They were faced with a three-game deficit in their best-of-seven NHL Prince of Wales Conference final series with the Canadiens when they skated onto the ice at Madison Square Garden.

There was little to lose -- especially given that they were never expected to be playing anything except maybe golf in the month of May -- and they won by playing more like the Canadiens had in the first three games. Bob Brooke's first-period goal off a mistake by goalie Patrick Roy and Tomas Sandstrom's third-period goal off a miscue by defenseman Petr Svoboda allowed the Rangers to win, sending the series back to Montreal for Friday's fifth game.

"In the first three games," said Rangers captain Don Maloney, "they played excellent defense and took advantage of our mistakes. Tonight, they came out and played real hard in the first period. We just sat back and waited and waited for them to make a mistake. The first goal came on one and so did the second.

"Hopefully, we can get them back in their building, maybe they'll press a little and we'll get another great game from John."

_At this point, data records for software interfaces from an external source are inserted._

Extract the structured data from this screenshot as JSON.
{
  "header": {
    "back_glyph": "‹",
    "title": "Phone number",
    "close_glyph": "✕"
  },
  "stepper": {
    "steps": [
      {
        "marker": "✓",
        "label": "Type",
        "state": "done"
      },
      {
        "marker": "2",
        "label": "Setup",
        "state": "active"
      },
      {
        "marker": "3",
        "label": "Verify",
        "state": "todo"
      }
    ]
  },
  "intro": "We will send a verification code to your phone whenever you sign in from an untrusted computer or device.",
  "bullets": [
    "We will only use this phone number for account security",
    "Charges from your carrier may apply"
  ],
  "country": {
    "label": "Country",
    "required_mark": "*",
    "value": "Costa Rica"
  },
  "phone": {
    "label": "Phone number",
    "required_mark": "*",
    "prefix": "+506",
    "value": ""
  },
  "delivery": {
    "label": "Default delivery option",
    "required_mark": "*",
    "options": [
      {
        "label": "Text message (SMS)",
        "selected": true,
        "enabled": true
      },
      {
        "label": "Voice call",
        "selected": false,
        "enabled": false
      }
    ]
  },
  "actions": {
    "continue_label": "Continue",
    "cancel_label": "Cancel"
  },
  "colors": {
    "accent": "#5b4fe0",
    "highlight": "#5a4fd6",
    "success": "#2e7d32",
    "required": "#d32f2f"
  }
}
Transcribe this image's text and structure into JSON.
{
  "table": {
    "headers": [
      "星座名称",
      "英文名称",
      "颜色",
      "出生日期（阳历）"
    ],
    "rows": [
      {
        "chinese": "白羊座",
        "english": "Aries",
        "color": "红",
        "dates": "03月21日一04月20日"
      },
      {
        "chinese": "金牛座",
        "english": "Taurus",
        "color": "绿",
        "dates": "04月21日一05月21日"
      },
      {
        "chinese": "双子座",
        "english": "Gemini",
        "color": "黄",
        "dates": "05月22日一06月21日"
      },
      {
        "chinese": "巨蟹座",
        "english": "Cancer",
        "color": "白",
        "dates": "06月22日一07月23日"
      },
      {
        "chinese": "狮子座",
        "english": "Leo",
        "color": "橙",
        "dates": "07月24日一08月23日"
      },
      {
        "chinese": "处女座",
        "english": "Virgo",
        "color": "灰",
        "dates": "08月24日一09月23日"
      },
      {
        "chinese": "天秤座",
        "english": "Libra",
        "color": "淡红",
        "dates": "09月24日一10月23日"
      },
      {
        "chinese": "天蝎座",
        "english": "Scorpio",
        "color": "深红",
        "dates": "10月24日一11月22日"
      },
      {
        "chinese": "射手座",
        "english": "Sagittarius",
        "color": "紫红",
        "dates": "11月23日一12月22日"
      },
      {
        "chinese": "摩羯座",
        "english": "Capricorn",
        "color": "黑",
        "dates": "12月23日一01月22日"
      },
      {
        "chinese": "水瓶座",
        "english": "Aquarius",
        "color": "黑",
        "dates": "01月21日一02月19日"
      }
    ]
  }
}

Goalie John Vanbiesbrouck took back some of the goaltending glory that Roy had gobbled after the first three games, especially the third when Montreal's youngster stopped 44 of 47 shots. Tonight, the Canadiens were the aggressors early, but Vanbiesbrouck left them with nothing to show for their efforts. He made 30 saves.

"The effort from John Vanbiesbrouck was vintage Vanbiesbrouck," said Rangers Coach Ted Sator. "He was superb."

Said Montreal's Mats Naslund, "He was sharper than the game Monday. He made a few real good saves, especially in the first period."

Naslund tested Vanbiesbrouck during an early penalty to Brian MacLellan, but the Rangers had the best opportunity during the manpower disadvantage. Montreal defenseman Chris Chelios was being generous and gave the puck away to New York's Kelly Miller in the slot. Miller's shot missed wide, but the play was an omen.

The Rangers' Bob Crawford went off for high-sticking Mike McPhee at 15:09. Shorthanded, New York's Tom Laidlaw dumped the puck into the corner of the Montreal zone. Roy went behind the net to stop the puck as it came around the boards. As it was coming to him, he lifted his head a bit, the puck caromed off his skate, and Maloney redirected it to Brooke. He put a backhand into the empty net at 16:56.

"It's tough when you allow a goal like that," Montreal Coach Jean Perron said, "but Patrick has played so well and made so many big saves for us, it's tough to blame him for it."

And Roy played well the rest of the way.

The lead in hand, the Rangers concentrated on playing good defense. They took the body, played clutch-and-grab. The second and third periods were filled with penalties, which hurt the Canadiens especially. They couldn't keep Naslund and Bobby Smith on the ice enough to create scoring chances and then the Rangers got their second goal during a four-on-four situation.

"They played a better defensive game," Naslund said. "They didn't get caught in our end so they didn't give up as many two-on-ones and three-on-twos. They played a more disciplined game."

The Rangers got the clincher at 13:28 of the third period. The Canadiens had the puck in the Rangers' end, but lost control and Brooke fed Sandstrom, who had gotten behind Svoboda. Sandstrom carried into the Montreal zone and fired a low slap shot from outside the left circle. It caught the far post and ricocheted into the net.

The Canadiens were grasping for straws as time ran down. Perron asked to have Vanbiesbrouck's stick measured to see if was too wide.

"The stick -- we knew about it, we took a chance and we were wrong," Perron said.

When referee Kerry Fraser found Vanbiesbrouck's wood to be within legal bounds, the Canadiens received a two-minute penalty for delay of game and a gesture from Vanbiesbrouck that, well, probably wasn't taught to him by his mom.

But then the Rangers are fighting for their lives. Only two teams -- the 1942 Toronto Maple Leafs and 1975 New York Islanders -- have come back from 3-0 deficits to win a series.

"I feel a lot better tonight," Vanbiesbrouck said. "I was despondent the other night. Things were coming to an end, but we stopped them. It's the first level of a pyramid. I'm not saying we'll win it all, but we still have a season left."